Task requirements:
Within the records, find every line that includes the word "this" and copy it.

Data to process:
##############################

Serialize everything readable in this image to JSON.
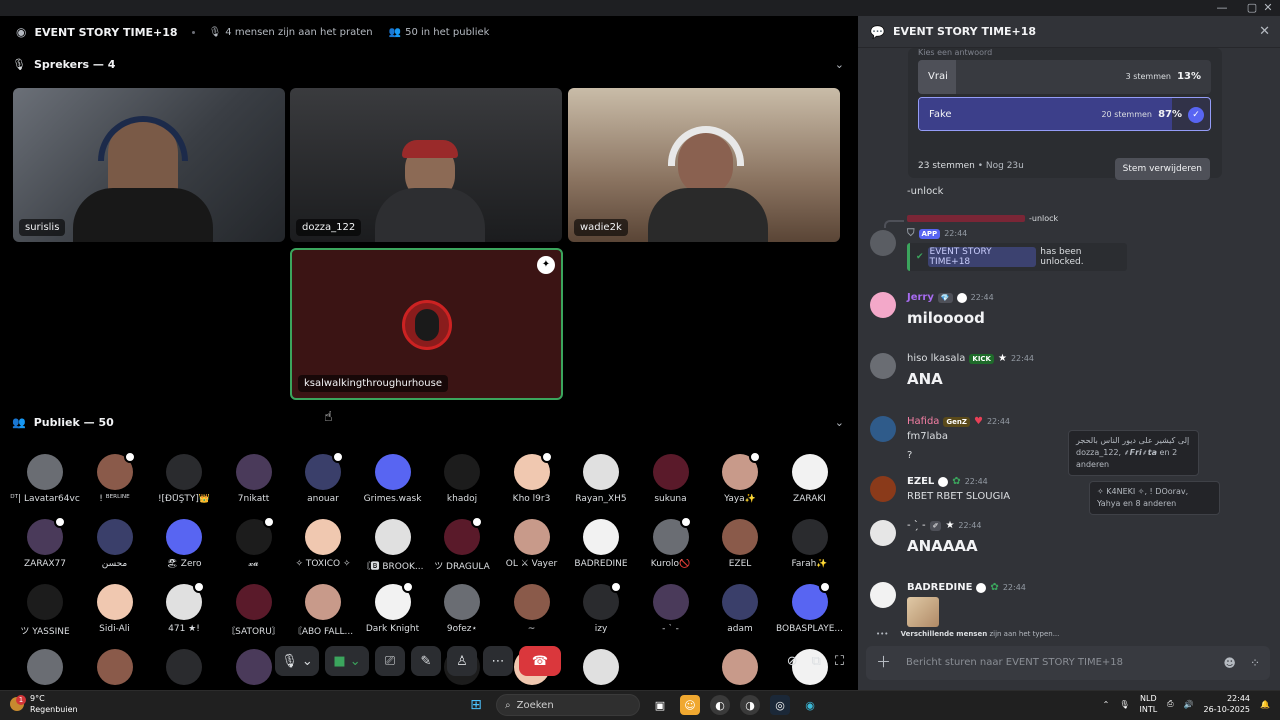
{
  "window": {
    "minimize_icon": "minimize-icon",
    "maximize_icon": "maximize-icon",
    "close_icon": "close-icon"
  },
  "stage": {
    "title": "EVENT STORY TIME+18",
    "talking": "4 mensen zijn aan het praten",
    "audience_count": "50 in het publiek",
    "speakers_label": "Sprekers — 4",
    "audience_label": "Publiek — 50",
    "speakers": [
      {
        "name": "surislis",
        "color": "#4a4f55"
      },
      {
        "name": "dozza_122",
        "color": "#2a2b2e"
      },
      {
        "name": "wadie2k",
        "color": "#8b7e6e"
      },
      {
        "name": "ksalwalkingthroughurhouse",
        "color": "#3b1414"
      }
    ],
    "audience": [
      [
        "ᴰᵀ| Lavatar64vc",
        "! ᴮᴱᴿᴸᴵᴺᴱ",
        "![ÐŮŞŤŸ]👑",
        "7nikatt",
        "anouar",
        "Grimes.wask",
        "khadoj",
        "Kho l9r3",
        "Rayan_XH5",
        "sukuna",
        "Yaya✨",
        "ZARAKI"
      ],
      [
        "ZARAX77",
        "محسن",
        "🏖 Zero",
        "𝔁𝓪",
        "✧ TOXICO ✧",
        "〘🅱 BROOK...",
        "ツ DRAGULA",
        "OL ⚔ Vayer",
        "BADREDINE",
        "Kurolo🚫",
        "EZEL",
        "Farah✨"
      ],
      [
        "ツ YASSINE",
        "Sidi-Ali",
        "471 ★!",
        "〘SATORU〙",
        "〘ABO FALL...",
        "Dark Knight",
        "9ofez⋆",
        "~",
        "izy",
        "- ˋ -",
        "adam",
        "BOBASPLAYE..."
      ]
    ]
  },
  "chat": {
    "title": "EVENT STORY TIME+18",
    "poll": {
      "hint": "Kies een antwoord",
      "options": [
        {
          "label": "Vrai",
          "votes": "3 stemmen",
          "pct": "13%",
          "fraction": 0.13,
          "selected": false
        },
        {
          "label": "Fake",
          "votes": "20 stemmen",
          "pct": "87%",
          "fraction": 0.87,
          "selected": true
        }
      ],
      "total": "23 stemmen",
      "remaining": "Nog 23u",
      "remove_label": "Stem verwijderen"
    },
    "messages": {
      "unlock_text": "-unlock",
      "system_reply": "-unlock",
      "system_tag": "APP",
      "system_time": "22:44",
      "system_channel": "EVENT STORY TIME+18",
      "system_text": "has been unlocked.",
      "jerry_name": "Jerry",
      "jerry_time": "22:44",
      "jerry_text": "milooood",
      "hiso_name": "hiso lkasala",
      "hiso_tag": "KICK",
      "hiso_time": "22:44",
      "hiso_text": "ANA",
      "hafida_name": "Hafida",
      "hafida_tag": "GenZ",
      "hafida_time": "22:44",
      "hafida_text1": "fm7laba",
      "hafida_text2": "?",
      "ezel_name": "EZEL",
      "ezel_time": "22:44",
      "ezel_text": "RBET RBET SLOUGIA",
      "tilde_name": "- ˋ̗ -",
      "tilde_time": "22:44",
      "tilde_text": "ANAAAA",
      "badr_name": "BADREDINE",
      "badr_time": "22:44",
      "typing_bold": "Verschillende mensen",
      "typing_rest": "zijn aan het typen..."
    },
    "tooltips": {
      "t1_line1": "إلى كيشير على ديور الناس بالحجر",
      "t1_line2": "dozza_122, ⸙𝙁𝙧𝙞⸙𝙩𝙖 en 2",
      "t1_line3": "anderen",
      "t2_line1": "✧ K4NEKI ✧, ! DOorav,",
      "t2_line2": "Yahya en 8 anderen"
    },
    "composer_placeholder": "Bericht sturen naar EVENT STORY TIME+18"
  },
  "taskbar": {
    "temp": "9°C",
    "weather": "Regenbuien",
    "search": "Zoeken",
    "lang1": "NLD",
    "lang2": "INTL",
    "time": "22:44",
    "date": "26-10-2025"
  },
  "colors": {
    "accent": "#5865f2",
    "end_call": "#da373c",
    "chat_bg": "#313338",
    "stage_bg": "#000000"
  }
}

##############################

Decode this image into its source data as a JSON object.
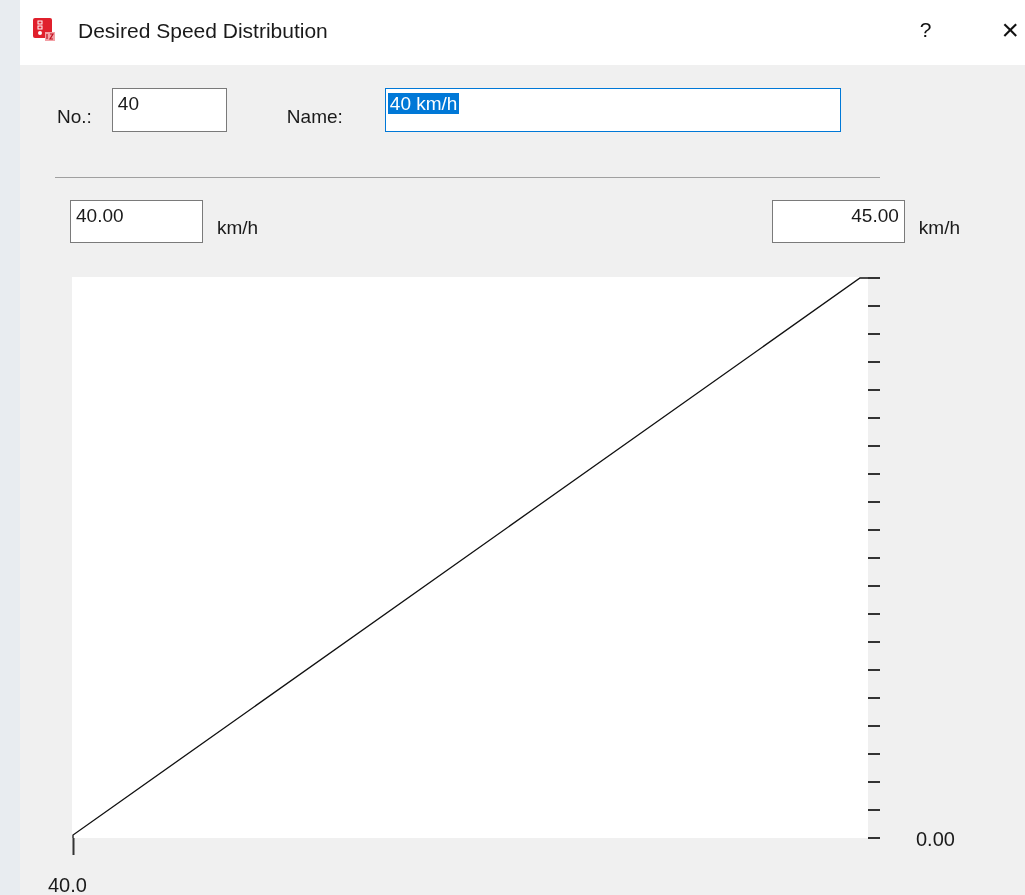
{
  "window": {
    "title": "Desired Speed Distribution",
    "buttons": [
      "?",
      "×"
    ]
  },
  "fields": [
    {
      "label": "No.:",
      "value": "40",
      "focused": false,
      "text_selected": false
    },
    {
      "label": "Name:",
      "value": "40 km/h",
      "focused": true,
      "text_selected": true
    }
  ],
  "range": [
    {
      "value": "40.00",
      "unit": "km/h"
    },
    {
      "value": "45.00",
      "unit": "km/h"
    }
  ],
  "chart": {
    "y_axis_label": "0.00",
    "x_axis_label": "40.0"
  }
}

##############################

Response area:
Serialize everything readable in this image to JSON.
Decode this image into its source data as a JSON object.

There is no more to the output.